Website and app data records:
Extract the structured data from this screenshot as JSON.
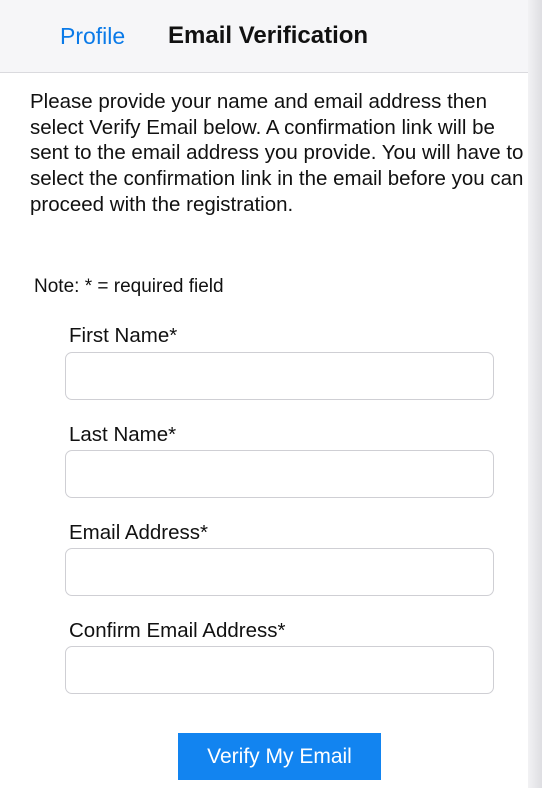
{
  "navbar": {
    "back_label": "Profile",
    "title": "Email Verification"
  },
  "intro": {
    "text": "Please provide your name and email address then select Verify Email below. A confirmation link will be sent to the email address you provide. You will have to select the confirmation link in the email before you can proceed with the registration."
  },
  "note": {
    "text": "Note: * = required field"
  },
  "form": {
    "first_name": {
      "label": "First Name*",
      "value": "",
      "placeholder": ""
    },
    "last_name": {
      "label": "Last Name*",
      "value": "",
      "placeholder": ""
    },
    "email": {
      "label": "Email Address*",
      "value": "",
      "placeholder": ""
    },
    "confirm_email": {
      "label": "Confirm Email Address*",
      "value": "",
      "placeholder": ""
    },
    "submit_label": "Verify My Email"
  },
  "colors": {
    "accent": "#1284f0",
    "link": "#0a7ae8"
  }
}
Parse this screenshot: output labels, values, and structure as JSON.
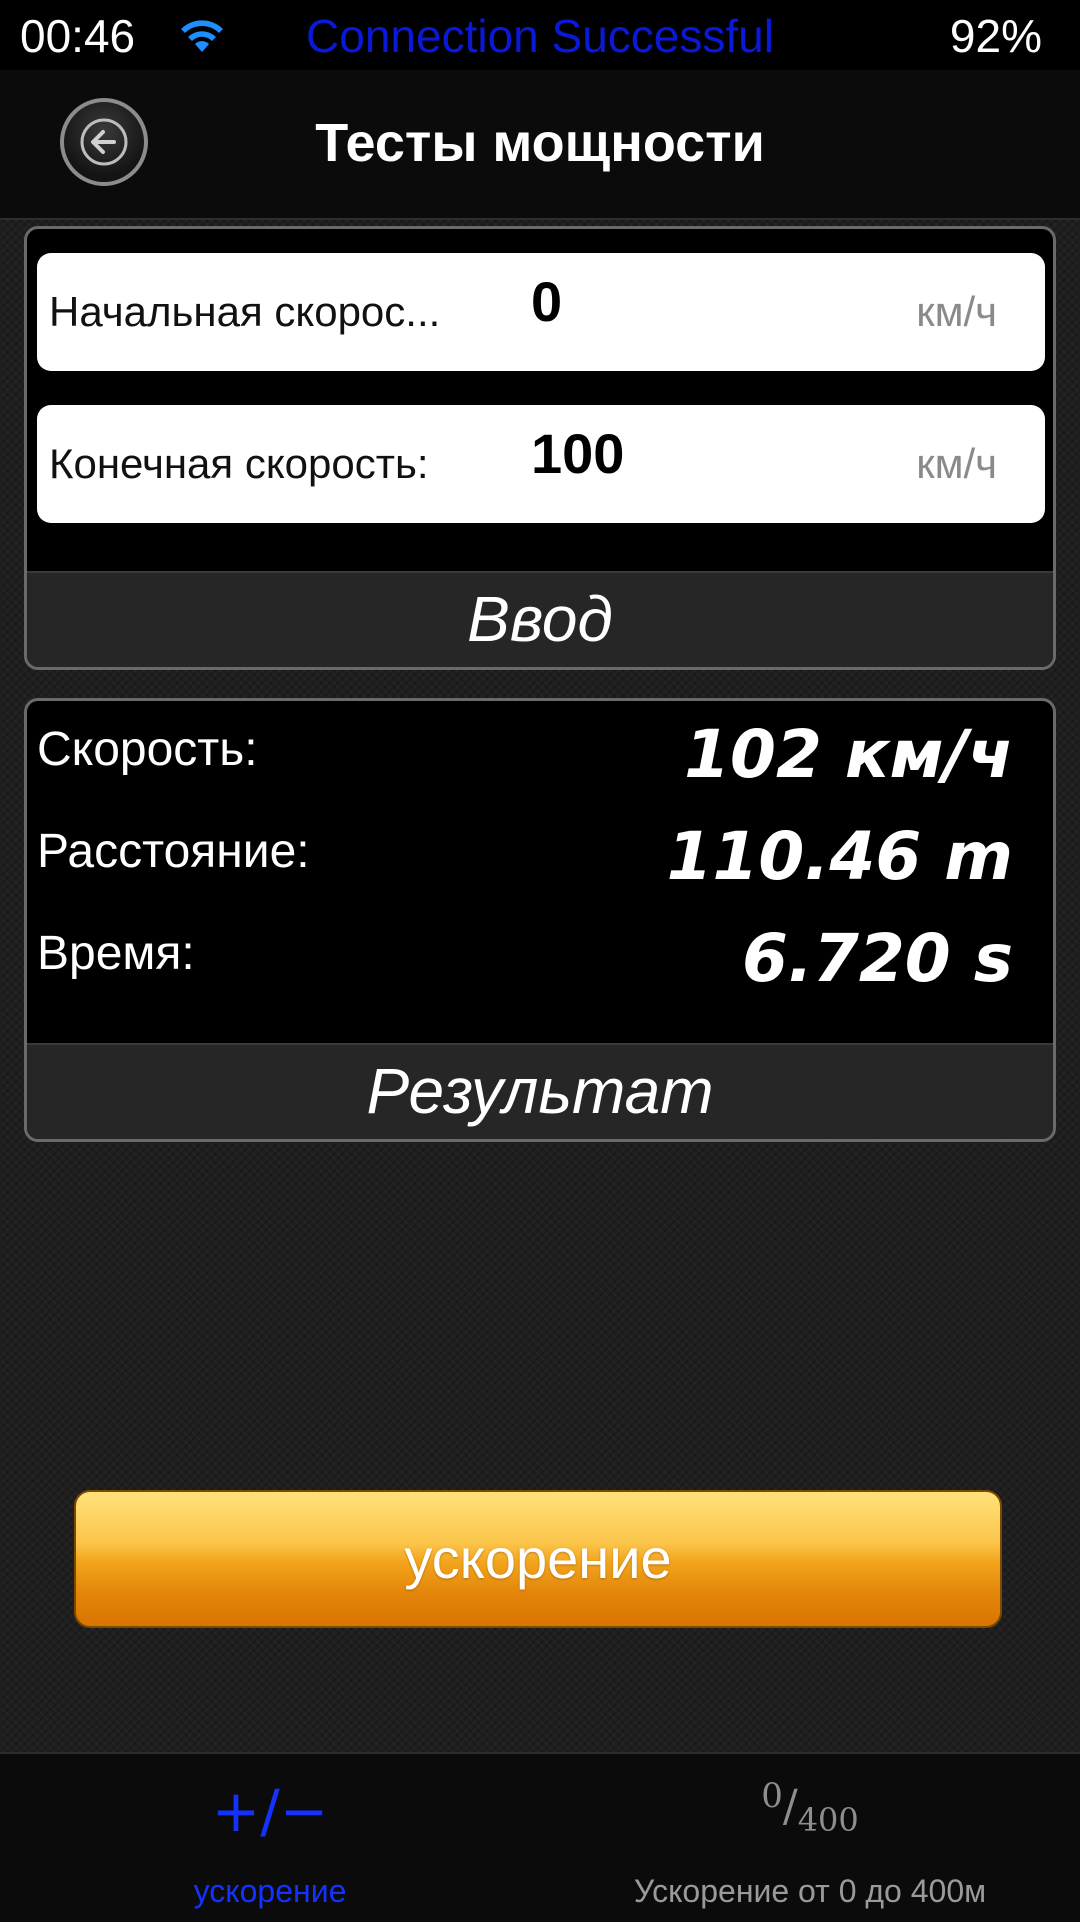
{
  "status_bar": {
    "time": "00:46",
    "wifi_icon": "wifi-icon",
    "title": "Connection Successful",
    "battery": "92%",
    "title_color": "#0a19d8"
  },
  "nav": {
    "back_icon": "back-arrow-circle-icon",
    "title": "Тесты мощности"
  },
  "input_panel": {
    "start_speed": {
      "label": "Начальная скорос...",
      "value": "0",
      "unit": "км/ч"
    },
    "end_speed": {
      "label": "Конечная скорость:",
      "value": "100",
      "unit": "км/ч"
    },
    "footer_label": "Ввод"
  },
  "result_panel": {
    "rows": [
      {
        "label": "Скорость:",
        "value": "102 км/ч"
      },
      {
        "label": "Расстояние:",
        "value": "110.46 m"
      },
      {
        "label": "Время:",
        "value": "6.720 s"
      }
    ],
    "footer_label": "Результат"
  },
  "action_button": {
    "label": "ускорение",
    "color": "#f2a51c"
  },
  "tab_bar": {
    "tabs": [
      {
        "icon_text": "+/−",
        "label": "ускорение",
        "active": true,
        "color": "#1432ff"
      },
      {
        "icon_top": "0",
        "icon_slash": "/",
        "icon_bottom": "400",
        "label": "Ускорение от 0 до 400м",
        "active": false,
        "color": "#9a9a9a"
      }
    ]
  }
}
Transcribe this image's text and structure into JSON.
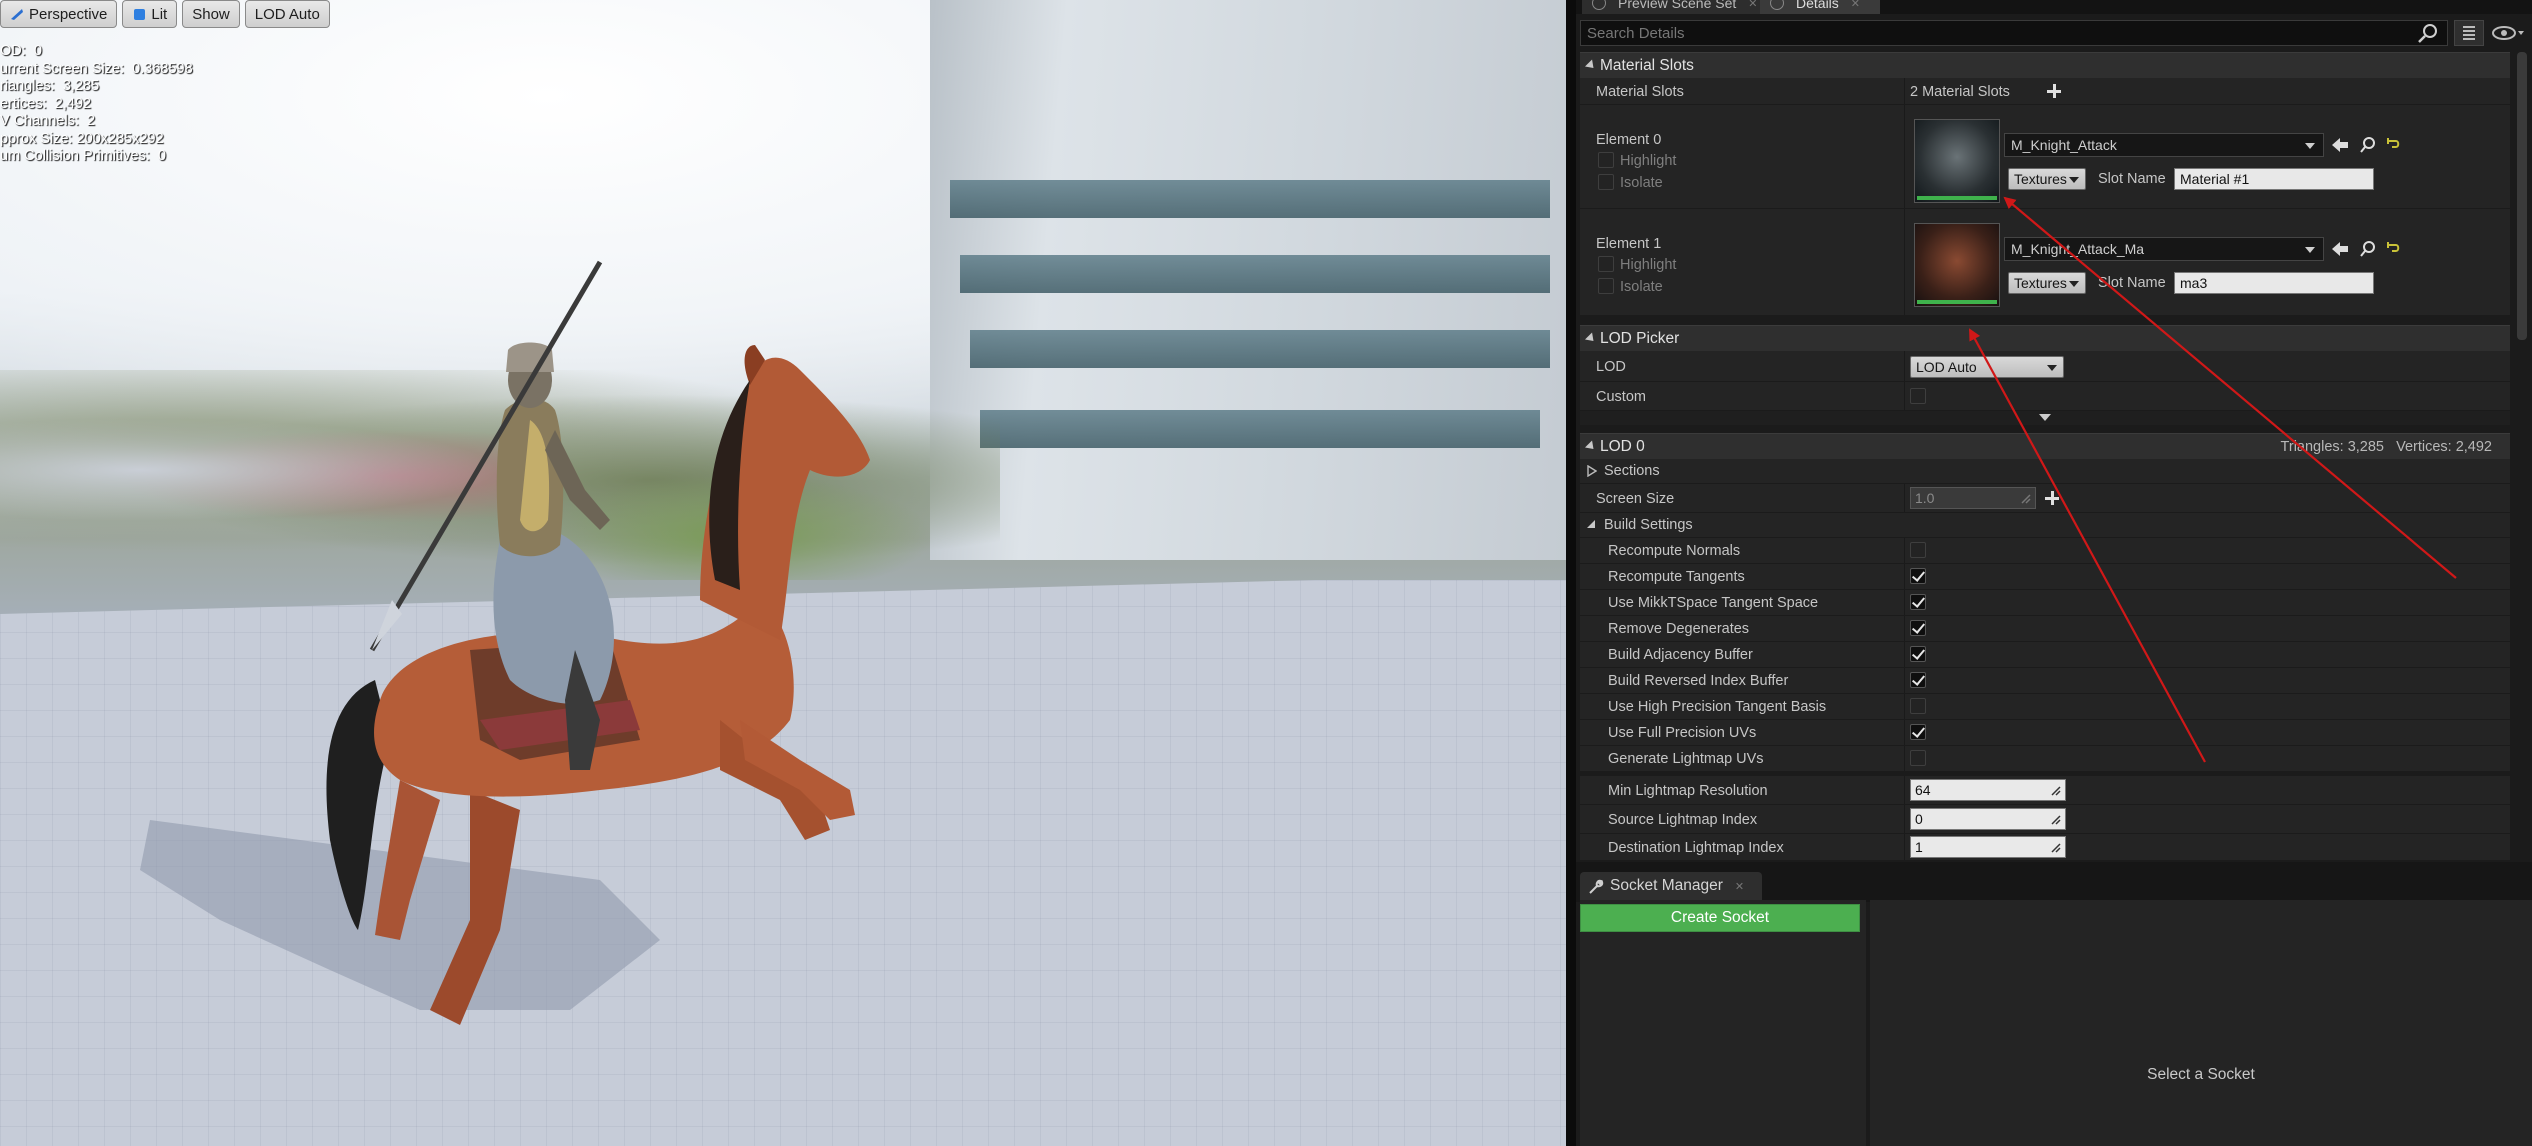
{
  "viewport": {
    "toolbar": {
      "perspective_label": "Perspective",
      "lit_label": "Lit",
      "show_label": "Show",
      "lod_label": "LOD Auto"
    },
    "stats": [
      "OD:  0",
      "urrent Screen Size:  0.368598",
      "riangles:  3,285",
      "ertices:  2,492",
      "V Channels:  2",
      "pprox Size: 200x285x292",
      "um Collision Primitives:  0"
    ]
  },
  "tabs": {
    "preview_scene_set": "Preview Scene Set",
    "details": "Details"
  },
  "search": {
    "placeholder": "Search Details"
  },
  "material_slots": {
    "header": "Material Slots",
    "row_label": "Material Slots",
    "count_text": "2 Material Slots",
    "elements": [
      {
        "label": "Element 0",
        "highlight_label": "Highlight",
        "isolate_label": "Isolate",
        "material": "M_Knight_Attack",
        "textures_label": "Textures",
        "slot_name_label": "Slot Name",
        "slot_name_value": "Material #1"
      },
      {
        "label": "Element 1",
        "highlight_label": "Highlight",
        "isolate_label": "Isolate",
        "material": "M_Knight_Attack_Ma",
        "textures_label": "Textures",
        "slot_name_label": "Slot Name",
        "slot_name_value": "ma3"
      }
    ]
  },
  "lod_picker": {
    "header": "LOD Picker",
    "lod_label": "LOD",
    "lod_value": "LOD Auto",
    "custom_label": "Custom",
    "custom_checked": false
  },
  "lod0": {
    "header": "LOD 0",
    "summary": "Triangles: 3,285   Vertices: 2,492",
    "sections_label": "Sections",
    "screen_size_label": "Screen Size",
    "screen_size_value": "1.0",
    "build_settings_label": "Build Settings",
    "settings": [
      {
        "label": "Recompute Normals",
        "checked": false
      },
      {
        "label": "Recompute Tangents",
        "checked": true
      },
      {
        "label": "Use MikkTSpace Tangent Space",
        "checked": true
      },
      {
        "label": "Remove Degenerates",
        "checked": true
      },
      {
        "label": "Build Adjacency Buffer",
        "checked": true
      },
      {
        "label": "Build Reversed Index Buffer",
        "checked": true
      },
      {
        "label": "Use High Precision Tangent Basis",
        "checked": false
      },
      {
        "label": "Use Full Precision UVs",
        "checked": true
      },
      {
        "label": "Generate Lightmap UVs",
        "checked": false
      }
    ],
    "min_lightmap_label": "Min Lightmap Resolution",
    "min_lightmap_value": "64",
    "source_lightmap_label": "Source Lightmap Index",
    "source_lightmap_value": "0",
    "dest_lightmap_label": "Destination Lightmap Index",
    "dest_lightmap_value": "1"
  },
  "socket_manager": {
    "tab_label": "Socket Manager",
    "create_label": "Create Socket",
    "empty_text": "Select a Socket"
  },
  "colors": {
    "panel_bg": "#1b1b1b",
    "row_bg": "#242424",
    "header_bg": "#2f2f2f",
    "accent_green": "#4caf50",
    "annotation_red": "#d01818"
  },
  "icons": [
    "search-icon",
    "grid-view-icon",
    "eye-icon",
    "plus-icon",
    "browse-arrow-icon",
    "find-icon",
    "reset-icon",
    "wrench-icon"
  ]
}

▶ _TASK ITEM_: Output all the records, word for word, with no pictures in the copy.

▶ _REPLY_:
Extract the structured data from this screenshot as JSON.
{
  "navbar": {
    "back_label": "Profile",
    "title": "Email Verification"
  },
  "intro": {
    "text": "Please provide your name and email address then select Verify Email below. A confirmation link will be sent to the email address you provide. You will have to select the confirmation link in the email before you can proceed with the registration."
  },
  "note": {
    "text": "Note: * = required field"
  },
  "form": {
    "first_name": {
      "label": "First Name*",
      "value": "",
      "placeholder": ""
    },
    "last_name": {
      "label": "Last Name*",
      "value": "",
      "placeholder": ""
    },
    "email": {
      "label": "Email Address*",
      "value": "",
      "placeholder": ""
    },
    "confirm_email": {
      "label": "Confirm Email Address*",
      "value": "",
      "placeholder": ""
    },
    "submit_label": "Verify My Email"
  },
  "colors": {
    "accent": "#1284f0",
    "link": "#0a7ae8"
  }
}
Parse this screenshot: output labels, values, and structure as JSON.
{
  "status_bar": {
    "time": "00:46",
    "wifi_icon": "wifi-icon",
    "title": "Connection Successful",
    "battery": "92%",
    "title_color": "#0a19d8"
  },
  "nav": {
    "back_icon": "back-arrow-circle-icon",
    "title": "Тесты мощности"
  },
  "input_panel": {
    "start_speed": {
      "label": "Начальная скорос...",
      "value": "0",
      "unit": "км/ч"
    },
    "end_speed": {
      "label": "Конечная скорость:",
      "value": "100",
      "unit": "км/ч"
    },
    "footer_label": "Ввод"
  },
  "result_panel": {
    "rows": [
      {
        "label": "Скорость:",
        "value": "102 км/ч"
      },
      {
        "label": "Расстояние:",
        "value": "110.46 m"
      },
      {
        "label": "Время:",
        "value": "6.720 s"
      }
    ],
    "footer_label": "Результат"
  },
  "action_button": {
    "label": "ускорение",
    "color": "#f2a51c"
  },
  "tab_bar": {
    "tabs": [
      {
        "icon_text": "+/−",
        "label": "ускорение",
        "active": true,
        "color": "#1432ff"
      },
      {
        "icon_top": "0",
        "icon_slash": "/",
        "icon_bottom": "400",
        "label": "Ускорение от 0 до 400м",
        "active": false,
        "color": "#9a9a9a"
      }
    ]
  }
}
Transcribe this image's text and structure into JSON.
{
  "viewport": {
    "toolbar": {
      "perspective_label": "Perspective",
      "lit_label": "Lit",
      "show_label": "Show",
      "lod_label": "LOD Auto"
    },
    "stats": [
      "OD:  0",
      "urrent Screen Size:  0.368598",
      "riangles:  3,285",
      "ertices:  2,492",
      "V Channels:  2",
      "pprox Size: 200x285x292",
      "um Collision Primitives:  0"
    ]
  },
  "tabs": {
    "preview_scene_set": "Preview Scene Set",
    "details": "Details"
  },
  "search": {
    "placeholder": "Search Details"
  },
  "material_slots": {
    "header": "Material Slots",
    "row_label": "Material Slots",
    "count_text": "2 Material Slots",
    "elements": [
      {
        "label": "Element 0",
        "highlight_label": "Highlight",
        "isolate_label": "Isolate",
        "material": "M_Knight_Attack",
        "textures_label": "Textures",
        "slot_name_label": "Slot Name",
        "slot_name_value": "Material #1"
      },
      {
        "label": "Element 1",
        "highlight_label": "Highlight",
        "isolate_label": "Isolate",
        "material": "M_Knight_Attack_Ma",
        "textures_label": "Textures",
        "slot_name_label": "Slot Name",
        "slot_name_value": "ma3"
      }
    ]
  },
  "lod_picker": {
    "header": "LOD Picker",
    "lod_label": "LOD",
    "lod_value": "LOD Auto",
    "custom_label": "Custom",
    "custom_checked": false
  },
  "lod0": {
    "header": "LOD 0",
    "summary": "Triangles: 3,285   Vertices: 2,492",
    "sections_label": "Sections",
    "screen_size_label": "Screen Size",
    "screen_size_value": "1.0",
    "build_settings_label": "Build Settings",
    "settings": [
      {
        "label": "Recompute Normals",
        "checked": false
      },
      {
        "label": "Recompute Tangents",
        "checked": true
      },
      {
        "label": "Use MikkTSpace Tangent Space",
        "checked": true
      },
      {
        "label": "Remove Degenerates",
        "checked": true
      },
      {
        "label": "Build Adjacency Buffer",
        "checked": true
      },
      {
        "label": "Build Reversed Index Buffer",
        "checked": true
      },
      {
        "label": "Use High Precision Tangent Basis",
        "checked": false
      },
      {
        "label": "Use Full Precision UVs",
        "checked": true
      },
      {
        "label": "Generate Lightmap UVs",
        "checked": false
      }
    ],
    "min_lightmap_label": "Min Lightmap Resolution",
    "min_lightmap_value": "64",
    "source_lightmap_label": "Source Lightmap Index",
    "source_lightmap_value": "0",
    "dest_lightmap_label": "Destination Lightmap Index",
    "dest_lightmap_value": "1"
  },
  "socket_manager": {
    "tab_label": "Socket Manager",
    "create_label": "Create Socket",
    "empty_text": "Select a Socket"
  },
  "colors": {
    "panel_bg": "#1b1b1b",
    "row_bg": "#242424",
    "header_bg": "#2f2f2f",
    "accent_green": "#4caf50",
    "annotation_red": "#d01818"
  },
  "icons": [
    "search-icon",
    "grid-view-icon",
    "eye-icon",
    "plus-icon",
    "browse-arrow-icon",
    "find-icon",
    "reset-icon",
    "wrench-icon"
  ]
}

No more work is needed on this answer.